Because the sole proprietorship is merely an extension of its owner, it has no life apart from its owner. It is not a legal entity. It cannot sue or be sued. Instead, creditors must sue the owner. The sole proprietor, in his own name, must sue those who harm the business.
A sole proprietor may hire employees for the business, but they are employees of the sole proprietor.
Transferability of a Sole Proprietorship
A sole proprietorship is highly transferable. “Transferability of ownership ” refers to the ability of an owner of a business to sell or convey that ownership interest to another. Transferability also refers to the impact such a transfer will have on an existing business venture. Transferability varies greatly among business organizations.
The sole proprietor is, essentially, the business. If a proprietor sells his business the proprietorship ends for that person, while a new one is formed by the buyer.
Duration of a Sole Proprietorship
The “duration of a business” is the measure of the business’ ability to operate even upon the death, retirement, or other incapacity of the owner. The business’ duration depends heavily on the form of business organization selected. A sole proprietorship usually terminates automatically upon the death or incapacitation of the owner/proprietor.
Capital Requirements of a Sole Proprietorship
The ability to raise capital for a business is limited by the nature of the business organization. The immediate and long-term financial needs of a business are very important factors in selecting a business organization. Sole proprietorships are the most limiting form of business organization in terms of raising capital. The principal source of capital is the proprietor’s personal wealth or personal credit-worthiness for borrowing purposes.
Taxation Considerations of a Sole Proprietorship
Typically, the income of a sole proprietorship is taxed as the personal income of a proprietor. The business itself does not pay taxes on its profits.
Registration and Licensure of a Sole Proprietorship

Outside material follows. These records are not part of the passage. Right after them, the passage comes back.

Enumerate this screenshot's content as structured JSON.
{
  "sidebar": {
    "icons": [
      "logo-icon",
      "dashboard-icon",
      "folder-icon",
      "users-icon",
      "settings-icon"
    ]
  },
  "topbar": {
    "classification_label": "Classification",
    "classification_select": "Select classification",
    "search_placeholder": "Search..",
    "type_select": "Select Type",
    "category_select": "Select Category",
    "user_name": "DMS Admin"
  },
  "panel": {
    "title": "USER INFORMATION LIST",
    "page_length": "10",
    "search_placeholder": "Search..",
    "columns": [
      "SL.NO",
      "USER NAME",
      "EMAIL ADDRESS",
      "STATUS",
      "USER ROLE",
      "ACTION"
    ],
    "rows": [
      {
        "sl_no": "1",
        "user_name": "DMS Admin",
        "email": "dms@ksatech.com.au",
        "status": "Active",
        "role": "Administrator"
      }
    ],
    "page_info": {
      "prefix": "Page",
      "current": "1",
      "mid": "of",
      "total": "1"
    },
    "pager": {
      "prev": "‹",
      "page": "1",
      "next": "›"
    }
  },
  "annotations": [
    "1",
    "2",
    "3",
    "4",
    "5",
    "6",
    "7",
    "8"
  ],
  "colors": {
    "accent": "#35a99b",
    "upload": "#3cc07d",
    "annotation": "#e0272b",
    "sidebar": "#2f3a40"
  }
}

When a sole proprietor conducts business under an assumed name, that name must be registered with the Utah Division of Corporations and Commercial Code using an application available from the Division. Also, be certain to obtain all required local and municipal business licenses before commencing business.